  1. In order to fetch records, we must first retrieve the public database in our container. In our case we're using the default container.
  2. We need to create a CKRecordID object with our record name.
  3. We then call the fetchRecordWithID: method with our CKRecordID object.
//1
let publicDatabase = CKContainer.defaultContainer().publicCloudDatabase
//2
let phoneEntryID = CKRecordID(recordName: "9f922b1c-7bd2-4550-b63d-342918a55230")
//3
publicDatabase.fetchRecordWithID(phoneEntryID) { record, error in

    guard error == nil else 
        return
    }
    print(record)
}
 

Fetching records by prediate

Fetching by predicate is very similar to fetching by identifier. The main difference being that we must create an NSPredicate object that we can then use with a CKQuery object. We then use our query object to peform a query on our database.
let publicDatabase = CKContainer.defaultContainer().publicCloudDatabase
let predicate = NSPredicate(format: "phone = %@", "12341234")
let query = CKQuery(recordType: "Entry", predicate: predicate)
publicDatabase.performQuery(query, inZoneWithID: nil) {
    recordsArray, error in
    
    guard let records = recordsArray else {
        return
    }
    
    for record in records {
        print(record)
    }
            
}

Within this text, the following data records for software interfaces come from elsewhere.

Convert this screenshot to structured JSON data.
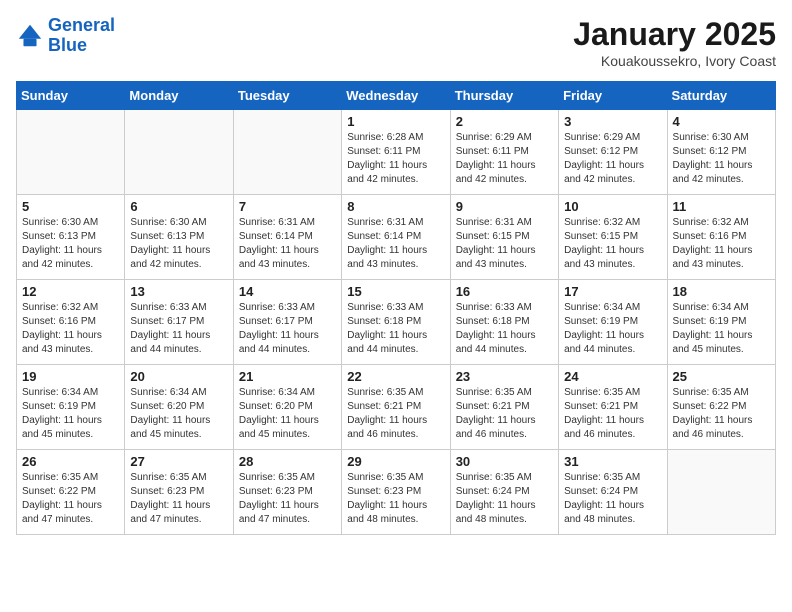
{
  "header": {
    "logo_line1": "General",
    "logo_line2": "Blue",
    "month": "January 2025",
    "location": "Kouakoussekro, Ivory Coast"
  },
  "weekdays": [
    "Sunday",
    "Monday",
    "Tuesday",
    "Wednesday",
    "Thursday",
    "Friday",
    "Saturday"
  ],
  "weeks": [
    [
      {
        "day": "",
        "info": ""
      },
      {
        "day": "",
        "info": ""
      },
      {
        "day": "",
        "info": ""
      },
      {
        "day": "1",
        "info": "Sunrise: 6:28 AM\nSunset: 6:11 PM\nDaylight: 11 hours\nand 42 minutes."
      },
      {
        "day": "2",
        "info": "Sunrise: 6:29 AM\nSunset: 6:11 PM\nDaylight: 11 hours\nand 42 minutes."
      },
      {
        "day": "3",
        "info": "Sunrise: 6:29 AM\nSunset: 6:12 PM\nDaylight: 11 hours\nand 42 minutes."
      },
      {
        "day": "4",
        "info": "Sunrise: 6:30 AM\nSunset: 6:12 PM\nDaylight: 11 hours\nand 42 minutes."
      }
    ],
    [
      {
        "day": "5",
        "info": "Sunrise: 6:30 AM\nSunset: 6:13 PM\nDaylight: 11 hours\nand 42 minutes."
      },
      {
        "day": "6",
        "info": "Sunrise: 6:30 AM\nSunset: 6:13 PM\nDaylight: 11 hours\nand 42 minutes."
      },
      {
        "day": "7",
        "info": "Sunrise: 6:31 AM\nSunset: 6:14 PM\nDaylight: 11 hours\nand 43 minutes."
      },
      {
        "day": "8",
        "info": "Sunrise: 6:31 AM\nSunset: 6:14 PM\nDaylight: 11 hours\nand 43 minutes."
      },
      {
        "day": "9",
        "info": "Sunrise: 6:31 AM\nSunset: 6:15 PM\nDaylight: 11 hours\nand 43 minutes."
      },
      {
        "day": "10",
        "info": "Sunrise: 6:32 AM\nSunset: 6:15 PM\nDaylight: 11 hours\nand 43 minutes."
      },
      {
        "day": "11",
        "info": "Sunrise: 6:32 AM\nSunset: 6:16 PM\nDaylight: 11 hours\nand 43 minutes."
      }
    ],
    [
      {
        "day": "12",
        "info": "Sunrise: 6:32 AM\nSunset: 6:16 PM\nDaylight: 11 hours\nand 43 minutes."
      },
      {
        "day": "13",
        "info": "Sunrise: 6:33 AM\nSunset: 6:17 PM\nDaylight: 11 hours\nand 44 minutes."
      },
      {
        "day": "14",
        "info": "Sunrise: 6:33 AM\nSunset: 6:17 PM\nDaylight: 11 hours\nand 44 minutes."
      },
      {
        "day": "15",
        "info": "Sunrise: 6:33 AM\nSunset: 6:18 PM\nDaylight: 11 hours\nand 44 minutes."
      },
      {
        "day": "16",
        "info": "Sunrise: 6:33 AM\nSunset: 6:18 PM\nDaylight: 11 hours\nand 44 minutes."
      },
      {
        "day": "17",
        "info": "Sunrise: 6:34 AM\nSunset: 6:19 PM\nDaylight: 11 hours\nand 44 minutes."
      },
      {
        "day": "18",
        "info": "Sunrise: 6:34 AM\nSunset: 6:19 PM\nDaylight: 11 hours\nand 45 minutes."
      }
    ],
    [
      {
        "day": "19",
        "info": "Sunrise: 6:34 AM\nSunset: 6:19 PM\nDaylight: 11 hours\nand 45 minutes."
      },
      {
        "day": "20",
        "info": "Sunrise: 6:34 AM\nSunset: 6:20 PM\nDaylight: 11 hours\nand 45 minutes."
      },
      {
        "day": "21",
        "info": "Sunrise: 6:34 AM\nSunset: 6:20 PM\nDaylight: 11 hours\nand 45 minutes."
      },
      {
        "day": "22",
        "info": "Sunrise: 6:35 AM\nSunset: 6:21 PM\nDaylight: 11 hours\nand 46 minutes."
      },
      {
        "day": "23",
        "info": "Sunrise: 6:35 AM\nSunset: 6:21 PM\nDaylight: 11 hours\nand 46 minutes."
      },
      {
        "day": "24",
        "info": "Sunrise: 6:35 AM\nSunset: 6:21 PM\nDaylight: 11 hours\nand 46 minutes."
      },
      {
        "day": "25",
        "info": "Sunrise: 6:35 AM\nSunset: 6:22 PM\nDaylight: 11 hours\nand 46 minutes."
      }
    ],
    [
      {
        "day": "26",
        "info": "Sunrise: 6:35 AM\nSunset: 6:22 PM\nDaylight: 11 hours\nand 47 minutes."
      },
      {
        "day": "27",
        "info": "Sunrise: 6:35 AM\nSunset: 6:23 PM\nDaylight: 11 hours\nand 47 minutes."
      },
      {
        "day": "28",
        "info": "Sunrise: 6:35 AM\nSunset: 6:23 PM\nDaylight: 11 hours\nand 47 minutes."
      },
      {
        "day": "29",
        "info": "Sunrise: 6:35 AM\nSunset: 6:23 PM\nDaylight: 11 hours\nand 48 minutes."
      },
      {
        "day": "30",
        "info": "Sunrise: 6:35 AM\nSunset: 6:24 PM\nDaylight: 11 hours\nand 48 minutes."
      },
      {
        "day": "31",
        "info": "Sunrise: 6:35 AM\nSunset: 6:24 PM\nDaylight: 11 hours\nand 48 minutes."
      },
      {
        "day": "",
        "info": ""
      }
    ]
  ]
}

Saving and creating records programatically

Downloading data is all well and good, but what if you wanted your app to update the fetched records and send the changes back to CloudKit? Luckily for you, this is quite easy to achieve.
Each record is represented by a CKRecord object. It has the standard methods setObject:ForKey:, objectForKey, allKeys and changedKeys, you can use to update or add new fields. Once you're done with your changes you simple call saveRecord:completionHandler: on your CKDatabase object. If you've retrieved the record previously, any changes will update the version stored on CloudKit. If you've create a new record, a new entry will be created instead.
Interestingly enough, if you set values for keys that were not originally defined in your entry, they will be added to your entry by CloudKit. This is a nice and easy way to change an Entity without having to go through CloudKit's dashboard.
If this is all clear as mud, don't worry, we'll look at a simple example of creating a new entry in our ficticious phone book:
//1
let publicDatabase = CKContainer.defaultContainer().publicCloudDatabase
//2
let newRecord = CKRecord(recordType: "Entry")
newRecord.setObject("Sherlock Holmes", forKey: "name")
newRecord.setObject("21B Baker Street, London", forKey: "address")
newRecord.setObject("123456789", forKey: "phone")
newRecord.setObject("Consulting Detective", forKey: "job")

//3
publicDatabase.saveRecord(newRecord) {
    savedRecord, error in
    
    print(savedRecord)
    
}
  1. First we retrieve the database, in our case this is just the public database in the default container.
  2. We create a new CKRecord of type Entity and set the values for all the keys. Note that we've added a new key we hadn't defined in CloudKit's dashboard, that of "Private Detective".
  3. We save our new record, and if all goes well the callback will return the saved record.
We can now see our new record on CloudKit's Dashboard together with its new field, which is now available to all Entry objects.

Final words

We've barely touched the surface here. Think of this post as just the tip of the iceberg. As you can imagine, CloudKit has various notifcations so you can keep track of changes that happen in the cloud. CloudKit is packed with a vast array of features to do with security, multiple user roles and so on. Furthermore, 'CloudKit JS' provides a javascript API in case you need to use CloudKit from your webserver for example.
The idea of this tutorial is to show you the basic workflow so you can decide if CloudKit is useful for you. The bottom line is that CloudKit is a sophisticated BaaS run by Apple. If your app is exclusive for tvOS or iOS devices and it requires a fair amount of storage in the cloud, then you should definately check CloudKit out.